The major work at the Beuys Is Here exhibition on view at the De La Warr Pavilion in Bexhill until the 27th of September is Scala Napoletana (“Neapolitan Ladder”). The 1985 sculpture, completed by Joseph Beuys near the end of his life, was inspired by a ladder the German conceptual artist spotted on the island of Capri. Held upright by wires connecting it to lead spheres, Joseph’s ladder is oddly proportioned: the spacing between its long parallel members is narrow whereas the gaps between its rungs are rather wide. The meaning behind this paradox has baffled art critics as well as the man most intimately acquainted with the sculpture, Kyle, the attendant who’s shared a room with it, the De La Warr’s Gallery 2, since early July. When I began to tell my wife Viv about similar ladders I’d seen at vineyards in southern Italy, Kyle sidled over and doubled the size of my audience.

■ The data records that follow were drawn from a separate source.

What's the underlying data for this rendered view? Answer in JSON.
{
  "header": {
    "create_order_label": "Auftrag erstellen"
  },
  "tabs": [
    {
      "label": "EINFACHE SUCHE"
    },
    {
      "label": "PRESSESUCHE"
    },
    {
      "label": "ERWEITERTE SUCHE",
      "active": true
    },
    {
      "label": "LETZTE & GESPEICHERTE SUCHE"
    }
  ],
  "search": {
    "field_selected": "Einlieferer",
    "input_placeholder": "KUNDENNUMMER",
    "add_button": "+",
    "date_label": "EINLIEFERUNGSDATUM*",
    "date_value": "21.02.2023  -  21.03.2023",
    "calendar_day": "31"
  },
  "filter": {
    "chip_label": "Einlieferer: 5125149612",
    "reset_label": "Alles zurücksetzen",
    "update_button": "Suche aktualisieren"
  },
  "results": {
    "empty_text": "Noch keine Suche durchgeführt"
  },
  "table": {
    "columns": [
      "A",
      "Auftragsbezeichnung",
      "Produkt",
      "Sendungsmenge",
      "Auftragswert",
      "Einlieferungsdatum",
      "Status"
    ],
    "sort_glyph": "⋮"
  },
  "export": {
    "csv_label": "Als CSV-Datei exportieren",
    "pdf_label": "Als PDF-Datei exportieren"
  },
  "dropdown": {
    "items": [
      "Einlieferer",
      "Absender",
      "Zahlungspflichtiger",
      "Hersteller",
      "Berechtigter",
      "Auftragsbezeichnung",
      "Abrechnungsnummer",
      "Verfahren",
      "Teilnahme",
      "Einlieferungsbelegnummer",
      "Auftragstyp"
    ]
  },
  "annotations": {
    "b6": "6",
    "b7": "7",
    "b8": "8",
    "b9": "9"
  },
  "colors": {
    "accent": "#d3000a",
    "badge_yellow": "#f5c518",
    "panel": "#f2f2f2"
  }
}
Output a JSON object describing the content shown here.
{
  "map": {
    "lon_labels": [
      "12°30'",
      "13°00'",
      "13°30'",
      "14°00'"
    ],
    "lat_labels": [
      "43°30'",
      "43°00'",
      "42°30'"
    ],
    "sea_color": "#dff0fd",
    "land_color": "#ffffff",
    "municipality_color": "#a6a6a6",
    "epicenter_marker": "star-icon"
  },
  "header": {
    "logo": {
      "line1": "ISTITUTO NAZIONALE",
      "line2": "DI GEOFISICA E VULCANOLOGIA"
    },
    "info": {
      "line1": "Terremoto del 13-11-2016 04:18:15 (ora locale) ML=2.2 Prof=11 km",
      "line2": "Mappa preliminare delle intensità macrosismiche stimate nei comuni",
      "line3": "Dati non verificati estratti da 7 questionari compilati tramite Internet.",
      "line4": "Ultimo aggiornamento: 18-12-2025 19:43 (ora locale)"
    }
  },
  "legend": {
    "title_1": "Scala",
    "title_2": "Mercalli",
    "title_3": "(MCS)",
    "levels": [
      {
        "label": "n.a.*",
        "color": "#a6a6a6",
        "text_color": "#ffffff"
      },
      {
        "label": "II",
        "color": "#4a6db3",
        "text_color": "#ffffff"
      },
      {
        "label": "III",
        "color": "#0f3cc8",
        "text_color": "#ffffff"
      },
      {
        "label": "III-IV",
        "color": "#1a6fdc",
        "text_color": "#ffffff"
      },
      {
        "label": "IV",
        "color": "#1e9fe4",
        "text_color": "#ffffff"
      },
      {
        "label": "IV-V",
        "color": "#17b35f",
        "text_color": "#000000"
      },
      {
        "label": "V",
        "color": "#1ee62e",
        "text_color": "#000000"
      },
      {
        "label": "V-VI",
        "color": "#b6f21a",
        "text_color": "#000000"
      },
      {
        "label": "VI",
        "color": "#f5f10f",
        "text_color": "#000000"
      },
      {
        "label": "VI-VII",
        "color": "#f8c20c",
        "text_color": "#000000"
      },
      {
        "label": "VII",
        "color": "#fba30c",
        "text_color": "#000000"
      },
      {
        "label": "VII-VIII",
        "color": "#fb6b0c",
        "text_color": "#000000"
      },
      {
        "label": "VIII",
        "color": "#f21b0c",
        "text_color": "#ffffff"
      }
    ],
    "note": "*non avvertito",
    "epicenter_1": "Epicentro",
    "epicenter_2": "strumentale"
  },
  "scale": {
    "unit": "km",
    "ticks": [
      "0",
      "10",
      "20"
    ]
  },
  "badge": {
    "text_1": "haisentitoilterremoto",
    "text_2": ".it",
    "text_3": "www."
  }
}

I_Borboni is a leading producer and champion of Asprinio di Aversa, an ancient white wine varietal with tree-hugging vines. The winery, which I visited in May, is situated in the town of Lusciano, about halfway between the two provinces where Asprinio is produced, Naples and Caserta. The appellation takes its last name from Aversa, the town in Caserta around which most of the vineyards are found. To grow Asprinio, I Borboni supports a traditionally Etruscan viticultural system known as vite maritata (“married vine”) by which the vines wrap around the tree trunks of poplar trees and climb to heights of 15 metres. This poses special challenges for the grape pickers, hence the made-to-measure scala napoletana.
The wine grower’s Neapolitan ladder is typically only 30 cm (about 1 ft) wide, with steps spaced 40-50 cm (15-20 inches) apart in accordance with the length of the climber’s lower leg. The spacing allows him to plant his foot on one rung and wedge his knee beneath the one directly above it, thereby stabilizing his position as he picks grapes, loads them into a basket and lowers it to the ground on a rope.
Can the origins of the rickety old ladder in Beuys’s sculpture be traced to the Asprinio vineyards of Naples and Caserta provinces? Two points count against the hypothesis:
- Beuys’s ladder is too short to reach the heights of the poplar trees
- The artist is said to have purchased the ladder from a landlord in Amalfi.
That said, maybe there are shorter ladders required for younger trees. Or maybe the artist used a segment cut from a longer ladder. The Amalfi Coast is only 23 km (about 37 miles) southeast of Naples – not very far for a ladder to travel. And Beuys did not name his sculpture Scala Amalfitana, did he? In the end, this may be one more tree that art historians will need to wrap their heads around and climb.